The recent compilation of the candidate lists for ANC parliamentarians leaves much to be desired.
President Cyril Ramaphosa is trying to consolidate unity with the Jacob Zuma slate, which has the sole intention to loot South Africa.
The ANC is like a patient who has been diagnosed with leprosy – the leprosy of corruption – and the only reasonable cures are consultative conference and electoral reforms, both rejected by the patient, the ruling slate.
We are left with a bleak future, with winning elections but entrenching thieves in all departments of state.
Some people harbour illusions that Ramaphosa has a general panacea for our problems.
It might be true if we assume that Ramaphosa will be like Deng Xiaoping in China or Mikhail Gorbachev in the former Soviet Union (although Gorbachev’s reforms led to the collapse of the state, and the Soviet Union is no more while Russia continues).

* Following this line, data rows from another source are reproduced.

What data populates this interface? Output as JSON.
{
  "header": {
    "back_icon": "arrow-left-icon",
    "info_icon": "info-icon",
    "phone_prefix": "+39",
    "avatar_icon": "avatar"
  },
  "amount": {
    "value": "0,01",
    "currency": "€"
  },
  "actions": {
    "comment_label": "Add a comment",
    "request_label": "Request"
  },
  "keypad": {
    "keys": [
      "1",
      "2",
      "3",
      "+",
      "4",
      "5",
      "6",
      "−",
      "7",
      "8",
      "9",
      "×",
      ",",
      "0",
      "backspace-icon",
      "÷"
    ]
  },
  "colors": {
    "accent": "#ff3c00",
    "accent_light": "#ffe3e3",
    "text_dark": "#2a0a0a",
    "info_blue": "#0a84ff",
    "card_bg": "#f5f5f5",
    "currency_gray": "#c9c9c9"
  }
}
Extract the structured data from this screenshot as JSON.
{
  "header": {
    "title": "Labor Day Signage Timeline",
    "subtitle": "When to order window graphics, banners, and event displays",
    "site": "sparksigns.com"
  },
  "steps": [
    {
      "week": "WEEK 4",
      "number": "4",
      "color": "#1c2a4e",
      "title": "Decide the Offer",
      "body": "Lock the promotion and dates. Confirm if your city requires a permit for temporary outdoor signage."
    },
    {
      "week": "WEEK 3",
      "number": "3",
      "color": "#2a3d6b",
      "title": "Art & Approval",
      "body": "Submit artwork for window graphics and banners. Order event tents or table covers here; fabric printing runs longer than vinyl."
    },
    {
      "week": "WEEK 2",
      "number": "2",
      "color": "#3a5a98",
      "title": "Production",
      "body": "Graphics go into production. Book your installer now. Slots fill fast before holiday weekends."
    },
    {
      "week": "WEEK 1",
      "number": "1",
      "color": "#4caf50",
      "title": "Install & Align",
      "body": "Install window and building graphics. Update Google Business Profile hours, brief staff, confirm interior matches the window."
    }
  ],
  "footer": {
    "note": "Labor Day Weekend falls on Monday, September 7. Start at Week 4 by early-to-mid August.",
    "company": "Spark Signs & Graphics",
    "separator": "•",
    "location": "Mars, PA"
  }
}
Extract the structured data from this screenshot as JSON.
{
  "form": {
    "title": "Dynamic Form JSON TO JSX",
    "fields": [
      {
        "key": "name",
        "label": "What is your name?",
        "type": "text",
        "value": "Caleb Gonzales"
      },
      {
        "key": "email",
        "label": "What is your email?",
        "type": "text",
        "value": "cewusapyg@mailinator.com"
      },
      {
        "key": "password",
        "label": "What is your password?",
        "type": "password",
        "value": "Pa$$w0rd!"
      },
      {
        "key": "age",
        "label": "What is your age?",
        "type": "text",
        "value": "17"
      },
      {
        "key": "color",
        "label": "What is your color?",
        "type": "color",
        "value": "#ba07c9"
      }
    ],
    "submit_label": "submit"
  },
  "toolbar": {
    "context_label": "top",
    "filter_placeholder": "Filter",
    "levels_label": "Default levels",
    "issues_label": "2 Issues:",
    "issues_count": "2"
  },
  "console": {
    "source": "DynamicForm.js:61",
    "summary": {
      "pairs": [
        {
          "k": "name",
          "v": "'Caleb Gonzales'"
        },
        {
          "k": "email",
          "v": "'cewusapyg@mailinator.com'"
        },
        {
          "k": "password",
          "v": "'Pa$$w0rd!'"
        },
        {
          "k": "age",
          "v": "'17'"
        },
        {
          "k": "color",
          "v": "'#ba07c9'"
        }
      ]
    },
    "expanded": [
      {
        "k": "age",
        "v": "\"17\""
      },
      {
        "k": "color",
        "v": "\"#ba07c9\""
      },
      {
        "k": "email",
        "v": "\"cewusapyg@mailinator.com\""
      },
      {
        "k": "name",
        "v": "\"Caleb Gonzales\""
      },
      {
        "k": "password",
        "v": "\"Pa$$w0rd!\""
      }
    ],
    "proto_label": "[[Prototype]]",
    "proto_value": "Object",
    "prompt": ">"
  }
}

If Ramaphosa follows Chinese reforms it is possible to lift South Africa from its current state.
But ANC party discipline has evaporated, the ANC is captured, and the branches are used mostly as voting machines for various slates between elective conferences or general and municipal elections.
So Ramaphosa does not have the privilege that Deng had.
Ramaphosa has been in the ANC’s national executive committee from 1990 since the first elective conference in South Africa.
So most of the current problems have been created in front of his eyes and there is no evidence that he fought against the wrongs. Maybe he was laying low?
The national executive committee deteriorated in front of him; it got rotten to the level where the smell of defecation could be felt in Dubai and India.
Can Ramaphosa clean the sludge? There are no guarantees.
In the ANC top six we have DD Mabuza, the former premier of Mpumalanga, who used money for building a school to buy election votes on the way to the Nasrec elective conference.
We have the secretary-general, Ace Magashule: a close ally of the Guptas, the man who presided over fraudulent ANC provincial elections in 2012 before the Mangaung elective conference and who was taken to the Constitutional Court where the election results were annulled.
We then have as national chairperson Gwede Mantashe, the former secretary-general, the man who interrogated the banks on behalf of the Guptas after they closed Oakbay accounts.
And there is Jesse Duarte, whose brother has close links with the Guptas.
So Luthuli House is still technically feeding from the trough of the Guptas.
Is there anybody there who can meet the requirements of Through the Eye of the Needle, the ANC’s 2001 document that outlines the attributes that will help identify a true leader? I have my doubts.
It looks like in the entire national executive committee (estimated to be 86 members) we might have very few who can meet the requirements.
The fact is, a majority of the members are implicated in state capture, the VBS bank heist and Bosasa Security, while the few who are not directly implicated are guilty of watching fraud without reporting it to the police.
Maybe they can be forgiven because the police were captured too, and it would not have added value to report to them.
But according to law they were supposed to report to the police and open the case, which they did not do.
The reality is that as a political party, and especially as a governing political party for 25 years, the ANC is much too top-down, bureaucratic and centrally controlled.
There has been no reform of the methods of control of the ANC from the days when it was a secret, underground organisation in South Africa, with a military arm in exile as well as inside the country engaged in a struggle of life and death against a ruthless oppressor state.
Too much of the political culture that was inescapable in the struggle still continues in ANC, despite South Africa’s transition to universal franchise.
We are still contaminated by the dictatorial culture of the apartheid state, our enemy, and the top-down military discipline that was required to fight it.
Although it was necessary for the ANC to learn the tactics of the communist states in the war against the apartheid regime, we have to unlearn those tactics now that they are harmful to the country.
A party headquarters with tentacles in all departments of the state does not encourage a professional and competent civil service.
It encourages only loyalty to party HQ, benefits are distributed in line with loyalty to the bosses, in line with the ruling slate within the ruling party.
In the same way, it is our shame that ANC MPs are slaves of Luthuli House, and unaccountable to party members and to the voters.
This is a heritage from the communist past in the Soviet Union and Eastern Europe – which led to the downfall of those regimes.
Albert Einstein was supposed to have said: “Insanity is doing the same thing over and over again and expecting a different result.”
Are we mad?
• Omry Makgoale is a rank and file member of the ANC. These are his personal views